The ability to read, write and access information helps sustain intellectual stimulation to rebuild one’s sense of self and re-establish social links, as well as build resilience during and post-crisis. Yet while there is no doubt among international humanitarian responses about the necessity to fulfill basic needs like food and shelter, the question is never raised regarding possible means of communication, or access to books and information for displaced persons in post-disaster zones.
This desire to promote commitment to the intellectual dimension of human beings in humanitarian crises inspired Libraries Without Borders to launch the international call to action, “The Urgency of Reading,” in 2012.
THE CHALLENGE: Acknowledgement of the intellectual dimension of human beings in humanitarian crises as a priority for emergency responses.
The campaign is supported by more than one hundred writers of international renown, including Toni Morrison and Doris Lessing who are among eight Nobel Prize winners. It has also been relayed to international organizations and governments to push for placing access to information and books at the heart of the international humanitarian agenda.
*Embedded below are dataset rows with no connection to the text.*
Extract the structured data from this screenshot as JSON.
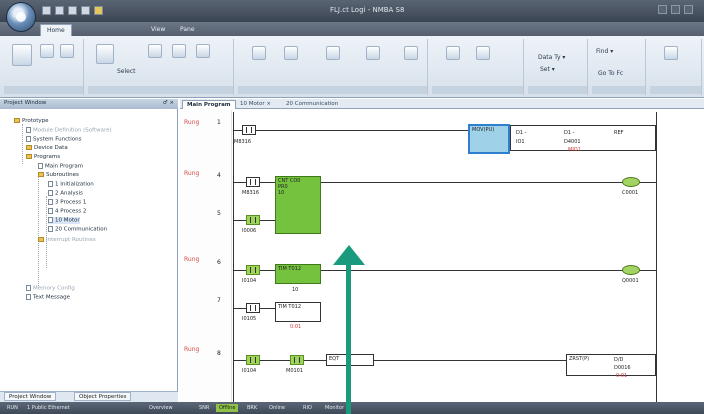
{
  "titlebar": {
    "title": "FLJ.ct Logi - NMBA S8"
  },
  "tabs": {
    "home": "Home",
    "view": "View",
    "pane": "Pane"
  },
  "ribbon": {
    "select_label": "Select",
    "data_type": "Data Ty  ▾",
    "set_label": "Set  ▾",
    "find_label": "Find  ▾",
    "goto_label": "Go To  Fc"
  },
  "project_window": {
    "header": "Project Window",
    "pin": "♂ ×",
    "tree": [
      "Prototype",
      "Module Definition (Software)",
      "System Functions",
      "Device Data",
      "Programs",
      "Main Program",
      "Subroutines",
      "1 Initialization",
      "2 Analysis",
      "3 Process 1",
      "4 Process 2",
      "10 Motor",
      "20 Communication",
      "Interrupt Routines",
      "Memory Config",
      "Text Message"
    ],
    "bottom_tabs": {
      "project": "Project Window",
      "object": "Object Properties"
    }
  },
  "program_tabs": {
    "main": "Main Program",
    "sub1": "10 Motor ×",
    "sub2": "20 Communication"
  },
  "rungs": [
    {
      "label": "Rung",
      "number": "1",
      "contact": "M8316",
      "fb": "MOV(PU)",
      "fb_args": [
        "D1 -",
        "D1 -",
        "REF"
      ],
      "arg_line2": [
        "IO1",
        "D4001"
      ],
      "arg_red": "MIO1"
    },
    {
      "label": "Rung",
      "number": "4",
      "contact": "M8316",
      "fb_line1": "CNT CO0",
      "fb_line2": "PR0",
      "fb_line3": "10",
      "coil": "C0001"
    },
    {
      "number": "5",
      "contact": "I0006"
    },
    {
      "label": "Rung",
      "number": "6",
      "contact": "I0104",
      "timer": "TIM T012",
      "timer_val": "10",
      "coil": "Q0001"
    },
    {
      "number": "7",
      "contact": "I0105",
      "timer": "TIM T012",
      "timer_red": "0:01"
    },
    {
      "label": "Rung",
      "number": "8",
      "contact1": "I0104",
      "contact2": "M0101",
      "fb": "EQT",
      "fb_right": "ZRST(P)",
      "fb_right_args": [
        "D/D",
        "D0016"
      ],
      "fb_right_red": "0:01"
    }
  ],
  "statusbar": {
    "items": [
      "RUN",
      "1 Public Ethernet",
      "Overview",
      "SNR",
      "Offline",
      "BRK",
      "Online",
      "RIO",
      "Monitor"
    ],
    "highlight_index": 4
  },
  "colors": {
    "annotation_arrow": "#1a9a7d",
    "contact_on": "#9fd45a",
    "function_block": "#74c23e",
    "selected_block": "#9fd1e8"
  }
}
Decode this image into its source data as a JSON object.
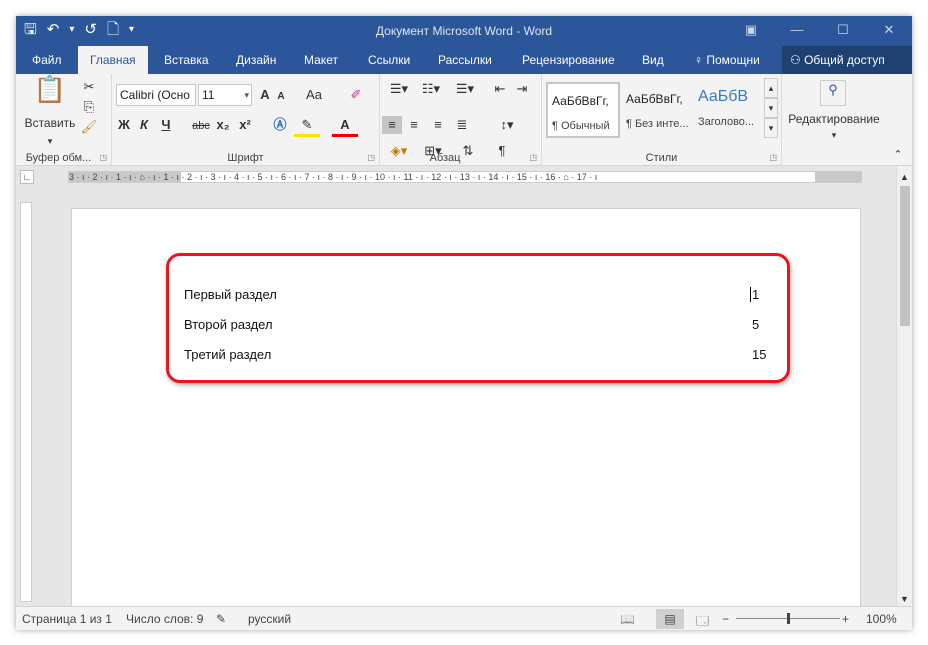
{
  "window": {
    "title": "Документ Microsoft Word - Word"
  },
  "qat": {
    "save": "🖫",
    "undo": "↶",
    "undo_dd": "▾",
    "redo": "↺",
    "new": "🗋",
    "more": "▾"
  },
  "tabs": [
    "Файл",
    "Главная",
    "Вставка",
    "Дизайн",
    "Макет",
    "Ссылки",
    "Рассылки",
    "Рецензирование",
    "Вид"
  ],
  "tell_me": "Помощни",
  "share": "Общий доступ",
  "clipboard": {
    "paste": "Вставить",
    "label": "Буфер обм..."
  },
  "font": {
    "name": "Calibri (Осно",
    "size": "11",
    "label": "Шрифт",
    "bold": "Ж",
    "italic": "К",
    "underline": "Ч",
    "strike": "abc",
    "sub": "x₂",
    "sup": "x²",
    "grow": "A",
    "shrink": "A",
    "case": "Aa"
  },
  "paragraph": {
    "label": "Абзац"
  },
  "styles": {
    "label": "Стили",
    "items": [
      {
        "preview": "АаБбВвГг,",
        "name": "¶ Обычный"
      },
      {
        "preview": "АаБбВвГг,",
        "name": "¶ Без инте..."
      },
      {
        "preview": "АаБбВ",
        "name": "Заголово..."
      }
    ]
  },
  "editing": {
    "label": "Редактирование"
  },
  "ruler": {
    "text": "3 · ı · 2 · ı · 1 · ı · ⌂ · ı · 1 · ı · 2 · ı · 3 · ı · 4 · ı · 5 · ı · 6 · ı · 7 · ı · 8 · ı · 9 · ı · 10 · ı · 11 · ı · 12 · ı · 13 · ı · 14 · ı · 15 · ı · 16 · ⌂ · 17 · ı"
  },
  "toc": [
    {
      "title": "Первый раздел",
      "page": "1"
    },
    {
      "title": "Второй раздел",
      "page": "5"
    },
    {
      "title": "Третий раздел",
      "page": "15"
    }
  ],
  "status": {
    "page": "Страница 1 из 1",
    "words": "Число слов: 9",
    "lang": "русский",
    "zoom": "100%"
  }
}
In July 2018, 192 United Nations member states – excluding the United States – approved the creation of a Global Compact on Migration, which lists a set of commitments to improve protection and access to education services for refugees and migrants.